Brad Bowling
December 1, 2006

It sounds like a riddle or maybe one of those crazy questions we never could get right on achievement tests in school:

A man has two 1990 Mustangs in his garage. Both are convertibles wearing Deep Emerald Jewel green paint. Both are decked out in Saleen bodywork, but only one of the cars is a real Saleen Mustang. Is one car more 'special' than the other? What's going on here?

Jeff Reasons' high-performance duo is a great puzzle for Mustang detectives to decipher. We've given a few strong clues already, but before we send you running for that dog-eared copy of The Saleen Book, let us take you back some 17 years to find the answer.

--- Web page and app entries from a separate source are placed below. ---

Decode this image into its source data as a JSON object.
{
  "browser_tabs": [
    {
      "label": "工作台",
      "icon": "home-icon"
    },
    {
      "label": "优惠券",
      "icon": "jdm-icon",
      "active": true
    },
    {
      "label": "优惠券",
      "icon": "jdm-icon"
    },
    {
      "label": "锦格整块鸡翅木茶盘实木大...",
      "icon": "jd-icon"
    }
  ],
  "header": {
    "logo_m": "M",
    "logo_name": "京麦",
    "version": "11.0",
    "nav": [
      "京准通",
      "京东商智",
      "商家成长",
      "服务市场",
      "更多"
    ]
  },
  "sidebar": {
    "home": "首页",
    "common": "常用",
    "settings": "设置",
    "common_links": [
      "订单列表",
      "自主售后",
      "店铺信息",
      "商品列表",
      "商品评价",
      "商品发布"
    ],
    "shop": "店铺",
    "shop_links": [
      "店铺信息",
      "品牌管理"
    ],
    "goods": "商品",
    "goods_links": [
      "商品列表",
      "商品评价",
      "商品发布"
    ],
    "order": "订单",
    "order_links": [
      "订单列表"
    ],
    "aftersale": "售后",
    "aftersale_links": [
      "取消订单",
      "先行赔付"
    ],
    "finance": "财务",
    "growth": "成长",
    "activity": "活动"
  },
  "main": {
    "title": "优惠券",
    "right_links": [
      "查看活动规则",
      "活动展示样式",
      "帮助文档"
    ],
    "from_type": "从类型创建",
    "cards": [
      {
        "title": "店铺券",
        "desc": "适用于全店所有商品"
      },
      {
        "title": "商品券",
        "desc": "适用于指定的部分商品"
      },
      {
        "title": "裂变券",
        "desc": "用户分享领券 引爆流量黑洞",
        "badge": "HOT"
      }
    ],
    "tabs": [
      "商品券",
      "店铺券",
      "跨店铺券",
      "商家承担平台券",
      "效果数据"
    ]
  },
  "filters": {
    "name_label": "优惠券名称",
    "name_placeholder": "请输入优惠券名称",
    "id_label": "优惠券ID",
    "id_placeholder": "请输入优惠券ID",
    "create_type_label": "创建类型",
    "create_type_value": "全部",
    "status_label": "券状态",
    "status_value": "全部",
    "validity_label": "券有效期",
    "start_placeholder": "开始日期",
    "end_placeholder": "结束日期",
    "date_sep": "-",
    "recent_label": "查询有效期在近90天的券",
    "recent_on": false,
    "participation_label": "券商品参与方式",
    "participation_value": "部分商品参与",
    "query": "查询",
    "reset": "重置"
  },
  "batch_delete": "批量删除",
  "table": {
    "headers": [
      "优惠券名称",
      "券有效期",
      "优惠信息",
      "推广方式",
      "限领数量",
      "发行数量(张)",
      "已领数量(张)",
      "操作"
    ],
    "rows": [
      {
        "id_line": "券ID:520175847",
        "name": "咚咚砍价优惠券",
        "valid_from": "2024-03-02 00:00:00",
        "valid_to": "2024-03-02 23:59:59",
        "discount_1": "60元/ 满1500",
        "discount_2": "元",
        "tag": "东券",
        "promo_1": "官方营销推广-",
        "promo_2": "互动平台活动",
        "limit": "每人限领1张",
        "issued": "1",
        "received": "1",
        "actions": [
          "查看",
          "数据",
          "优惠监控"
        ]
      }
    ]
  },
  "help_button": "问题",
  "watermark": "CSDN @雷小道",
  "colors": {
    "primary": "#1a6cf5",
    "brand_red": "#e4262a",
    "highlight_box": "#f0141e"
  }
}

The market planners at Ford Motor Company had scheduled a phase-out of the rear-drive Mustang platform in the late 1980s, but a near-violent public reaction convinced them such a move would be corporate suicide. Ford decided to keep the Fox platform until a suitable replacement could be designed, which explains why 1987-93 Mustangs were nearly identical from year to year. The Mazda-designed, front-drive coupe that was to have been the 1988 Mustang was renamed "Probe," and an American cultural icon was saved the embarrassment of finishing its career as a four-cylinder Japanese car.

Unfortunately, giant companies move at glacial speeds, and Ford completely missed the 25th anniversary of the more-popular-than-ever Mustang it had planned to kill. If you don't believe us, check the records. Ford produced a 20th anniversary model in 1984, a 30th in 1994, a 35th in 1999 and a 40th in 2004, but no 25th. Just like with any forgotten birthday, excuses were made and there were attempts to smooth things over with the insulted party (such as tiny "25th Anniversary" dash emblems Ford applied to all Mustangs built between March of '89 and April of '90).

The first substantial move to appease loyal Mustangers occurred between January and April of 1990, when Ford produced 4,103 Mustang LX 5.0-liter convertibles with monochrome Deep Emerald Jewel Green paint (code PA), white tops, white leather interiors, Sport Seats, trunk-mounted luggage racks and the GT's turbine-like, 15-inch wheels.

Dealers called it the "Limited Edition LX," but the public dubbed the late birthday present "the 7UP car" and "the NCAA Mustang" - both of which have some validity. The 7UP soft drink company had a marketing arrangement to give away 30 green Mustang convertibles at the 1990 National Collegiate Athletic Association basketball finals to any specially chosen audience member who could sink a basket from center court. For unknown reasons, the contest never launched, leaving Ford with an attractive LE package it was free to sell to the public.

Regardless of what you call it, the '90 LE gave the Fox Mustang an exciting collector model (something it was sorely missing in its fourth year without change). Most cars - 2,743, in fact - were equipped with the four-speed automatic overdrive transmission, while 1,360 had five-speeds. There were an additional 261 cars built for export.

This is where Saleen Autosport enters the picture. Since there were no body pieces unique to the LE, Saleen easily slid some of the green convertibles through its Anaheim, CA, facility at the request of its customers. About a dozen 7UP cars drove in one end of the building, and very special Saleen Mustangs drove out the other. The only paint and body work required for the conversions was the removal of the standard trunk-mounted luggage rack and filling of the holes, but this task was performed on every LX Mustang that went through Saleen Autosport's hands. The 7UP Saleens were so desirable that one car sits today in a garage with less than 90 miles on the odometer!